=== EXTRACTED DATA ===

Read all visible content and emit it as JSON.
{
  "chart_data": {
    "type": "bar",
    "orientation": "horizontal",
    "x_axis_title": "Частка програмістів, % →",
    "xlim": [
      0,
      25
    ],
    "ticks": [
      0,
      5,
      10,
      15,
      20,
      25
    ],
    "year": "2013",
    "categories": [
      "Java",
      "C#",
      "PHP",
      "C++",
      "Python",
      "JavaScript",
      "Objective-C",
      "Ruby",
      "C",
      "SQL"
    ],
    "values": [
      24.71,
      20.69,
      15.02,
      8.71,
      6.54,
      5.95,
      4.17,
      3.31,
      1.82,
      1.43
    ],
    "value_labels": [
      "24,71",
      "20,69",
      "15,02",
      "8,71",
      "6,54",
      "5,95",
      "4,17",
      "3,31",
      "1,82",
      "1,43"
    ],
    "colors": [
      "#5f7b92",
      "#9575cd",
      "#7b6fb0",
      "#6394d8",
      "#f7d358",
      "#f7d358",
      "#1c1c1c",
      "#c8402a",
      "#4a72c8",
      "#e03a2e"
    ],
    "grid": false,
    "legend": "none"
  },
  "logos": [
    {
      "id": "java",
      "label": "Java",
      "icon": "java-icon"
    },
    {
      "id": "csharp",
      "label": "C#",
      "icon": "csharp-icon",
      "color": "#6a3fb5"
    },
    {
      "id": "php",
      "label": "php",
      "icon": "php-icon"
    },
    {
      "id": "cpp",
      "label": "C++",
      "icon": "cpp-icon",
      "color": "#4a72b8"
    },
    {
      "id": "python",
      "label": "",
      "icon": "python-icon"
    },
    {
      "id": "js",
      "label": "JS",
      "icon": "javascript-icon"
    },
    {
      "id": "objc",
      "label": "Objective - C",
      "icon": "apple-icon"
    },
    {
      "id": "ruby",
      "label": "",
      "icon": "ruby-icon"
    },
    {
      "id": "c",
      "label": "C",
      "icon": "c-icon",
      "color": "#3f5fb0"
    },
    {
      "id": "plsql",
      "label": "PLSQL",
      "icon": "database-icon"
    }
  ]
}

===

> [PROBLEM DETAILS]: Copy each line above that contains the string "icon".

> [EXERCISE RESPONSE]:
      "icon": "java-icon"
      "icon": "csharp-icon",
      "icon": "php-icon"
      "icon": "cpp-icon",
      "icon": "python-icon"
      "icon": "javascript-icon"
      "icon": "apple-icon"
      "icon": "ruby-icon"
      "icon": "c-icon",
      "icon": "database-icon"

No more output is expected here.